U.S. mistakenly sent nuclear triggers to Taiwan
By Nancy Youssef | McClatchy Newspapers
WASHINGTON — The U.S. military mistakenly shipped four nuclear-missile detonators to Taiwan in 2006, then failed to detect the error for more than a year, the Pentagon announced Tuesday.
It was the second time in recent months that Pentagon officials acknowledged losing track of parts of country's nuclear arsenal. Last September, a B-52 bomber was mistakenly loaded with nuclear-armed missiles and flown across the United States to a military base in Louisiana. At that time, Pentagon leaders called the misplaced arsenal an isolated incident.
The fuses mistakenly sent to Taiwan had been shipped in March 2005 from F.E. Warren Air Force Base in Wyoming to the Defense Logistics Agency warehouse at Hill Air Force Base in Utah.
Pentagon officials said they didn't know how the detonators had been sent when Taiwan had ordered helicopter batteries or who was responsible. Michael Wynne, the secretary of the Air Force, said the cone-shaped fuses didn't resemble the power batteries that Taiwan had requested.
In addition there's a question of why they weren't reported missing earlier. The military discovered the error last week only when Taiwan authorities alerted it to the error. Military officials said that the fuses, recovered in the last few days, apparently hadn't been tampered with.
Wynne said that the misdirected detonators, used to ignite the trigger of a Mark-12 nuclear weapon, didn't pose a security threat. The triggers couldn't be used to detonate other weapons, officials said.
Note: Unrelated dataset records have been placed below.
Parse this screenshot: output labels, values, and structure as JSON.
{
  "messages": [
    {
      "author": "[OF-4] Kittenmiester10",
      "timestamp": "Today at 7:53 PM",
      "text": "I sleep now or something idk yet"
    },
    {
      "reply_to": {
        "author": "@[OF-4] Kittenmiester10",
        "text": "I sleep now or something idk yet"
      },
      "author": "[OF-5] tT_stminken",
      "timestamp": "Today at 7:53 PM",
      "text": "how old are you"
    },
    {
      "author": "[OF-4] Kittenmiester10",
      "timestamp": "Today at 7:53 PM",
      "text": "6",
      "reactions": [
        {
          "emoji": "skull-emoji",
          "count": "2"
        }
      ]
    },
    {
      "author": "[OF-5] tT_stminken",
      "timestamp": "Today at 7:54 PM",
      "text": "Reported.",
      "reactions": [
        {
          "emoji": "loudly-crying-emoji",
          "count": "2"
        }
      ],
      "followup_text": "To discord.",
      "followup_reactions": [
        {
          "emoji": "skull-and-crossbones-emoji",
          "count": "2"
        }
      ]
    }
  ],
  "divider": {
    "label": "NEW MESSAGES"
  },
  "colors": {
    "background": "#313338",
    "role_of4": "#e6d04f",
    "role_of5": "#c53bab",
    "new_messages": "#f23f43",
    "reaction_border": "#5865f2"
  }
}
"This could not be construed as being nuclear material. It is a component for the fuse in the nose cone for a nuclear system," Wynne said
That the Pentagon discovered the error only last week raised new questions about the security of its nuclear arsenal. It may make it harder for the U.S. to argue to Pakistan, Russia, North Korea and other nations that they can't be trusted to secure their nuclear arsenals properly, said Victoria Samson, a research associate at the nonpartisan Center for Defense Information.
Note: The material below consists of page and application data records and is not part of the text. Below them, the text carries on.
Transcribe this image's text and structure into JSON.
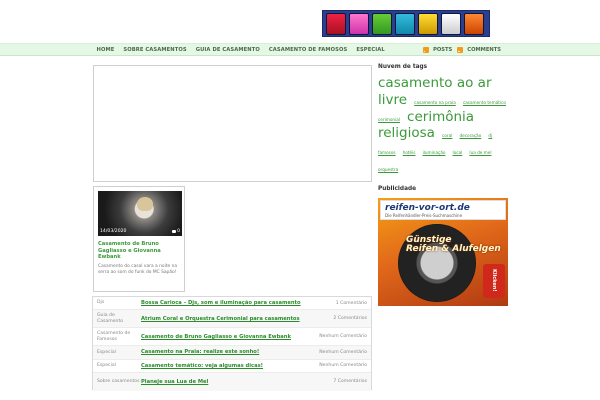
{
  "top_banner": {
    "icons": [
      "game-tile-icon",
      "game-tile-icon",
      "game-tile-icon",
      "game-tile-icon",
      "game-tile-icon",
      "game-tile-icon",
      "game-tile-icon"
    ]
  },
  "nav": {
    "items": [
      "HOME",
      "SOBRE CASAMENTOS",
      "GUIA DE CASAMENTO",
      "CASAMENTO DE FAMOSOS",
      "ESPECIAL"
    ],
    "posts_feed": "POSTS",
    "comments_feed": "COMMENTS"
  },
  "post_card": {
    "date": "14/03/2020",
    "comments": "0",
    "title": "Casamento de Bruno Gagliasso e Giovanna Ewbank",
    "excerpt": "Casamento do casal vara a noite na serra ao som do funk do MC Sapão!"
  },
  "sidebar": {
    "tags_title": "Nuvem de tags",
    "tags": [
      {
        "text": "casamento ao ar livre",
        "size": "xl"
      },
      {
        "text": "casamento na praia",
        "size": "sm"
      },
      {
        "text": "casamento temático",
        "size": "sm"
      },
      {
        "text": "cerimonial",
        "size": "sm"
      },
      {
        "text": "cerimônia religiosa",
        "size": "xl"
      },
      {
        "text": "coral",
        "size": "sm"
      },
      {
        "text": "decoração",
        "size": "sm"
      },
      {
        "text": "dj",
        "size": "sm"
      },
      {
        "text": "famosos",
        "size": "sm"
      },
      {
        "text": "hotéis",
        "size": "sm"
      },
      {
        "text": "iluminação",
        "size": "sm"
      },
      {
        "text": "local",
        "size": "sm"
      },
      {
        "text": "lua de mel",
        "size": "sm"
      },
      {
        "text": "orquestra",
        "size": "sm"
      }
    ],
    "ads_title": "Publicidade",
    "ad": {
      "brand": "reifen-vor-ort.de",
      "sub": "Die Reifenhändler-Preis-Suchmaschine",
      "promo_line1": "Günstige",
      "promo_line2": "Reifen & Alufelgen",
      "cta": "Klicken!"
    }
  },
  "recent_posts": [
    {
      "category": "Djs",
      "title": "Bossa Carioca – Djs, som e iluminação para casamento",
      "count": "1 Comentário",
      "tall": false
    },
    {
      "category": "Guia de Casamento",
      "title": "Atrium Coral e Orquestra Cerimonial para casamentos",
      "count": "2 Comentários",
      "tall": true
    },
    {
      "category": "Casamento de Famosos",
      "title": "Casamento de Bruno Gagliasso e Giovanna Ewbank",
      "count": "Nenhum Comentário",
      "tall": true
    },
    {
      "category": "Especial",
      "title": "Casamento na Praia: realize este sonho!",
      "count": "Nenhum Comentário",
      "tall": false
    },
    {
      "category": "Especial",
      "title": "Casamento temático: veja algumas dicas!",
      "count": "Nenhum Comentário",
      "tall": false
    },
    {
      "category": "Sobre casamentos",
      "title": "Planeje sua Lua de Mel",
      "count": "7 Comentários",
      "tall": true
    }
  ]
}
"It's kind of difficult to criticize them when we have these issues," Samson said. The U.S. military has procedures to secure its nuclear-weapons arsenal, but "they are just not being followed."
Defense Secretary Robert Gates ordered an investigation of the Taiwan shipment and how the U.S. secures its nuclear arsenal, which will be headed by Adm. Kirkland Donald, the director of Navy Nuclear Propulsion.
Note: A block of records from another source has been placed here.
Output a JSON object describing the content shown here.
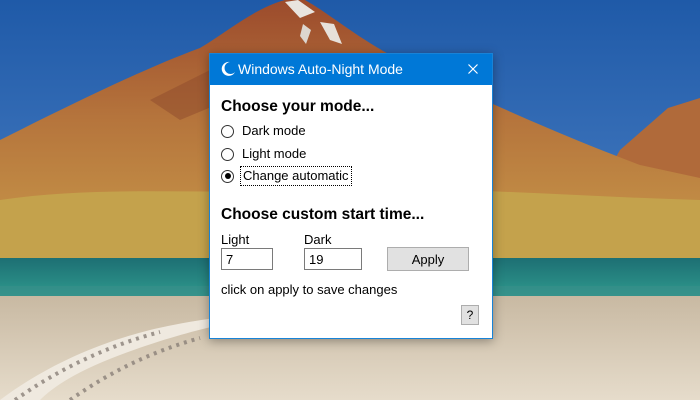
{
  "desktop": {
    "wallpaper_icon": "mountain-lake-landscape"
  },
  "window": {
    "title": "Windows Auto-Night Mode",
    "icon": "moon-icon",
    "close_icon": "close-icon",
    "accent_color": "#0078d7"
  },
  "mode_section": {
    "heading": "Choose your mode...",
    "options": [
      {
        "label": "Dark mode",
        "selected": false
      },
      {
        "label": "Light mode",
        "selected": false
      },
      {
        "label": "Change automatic",
        "selected": true
      }
    ]
  },
  "time_section": {
    "heading": "Choose custom start time...",
    "light_label": "Light",
    "light_value": "7",
    "dark_label": "Dark",
    "dark_value": "19",
    "apply_label": "Apply",
    "hint": "click on apply to save changes",
    "help_label": "?"
  }
}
"We'll do a thorough investigation, and those who are responsible will be held accountable. The secretary is quite forceful on this," Ryan Henry, the undersecretary of defense policy, said Tuesday during a news conference.
But now there are new questions about whether other parts of U.S. nuclear weapons are missing.
Wynne said the military conducted quarterly checks of its nuclear arsenal, but he couldn't explain how it didn't notice the missing fuses in as many as eight checks. That will be part of the investigation, he said.
"What else have we shipped out?" asked Samson of the Center for Defense Information.
Henry said the military notified China and key members of Congress about the missing arsenal. Beijing considers the independently governed island of Taiwan as part of China, making all U.S. decisions to sell arms to Taiwan controversial.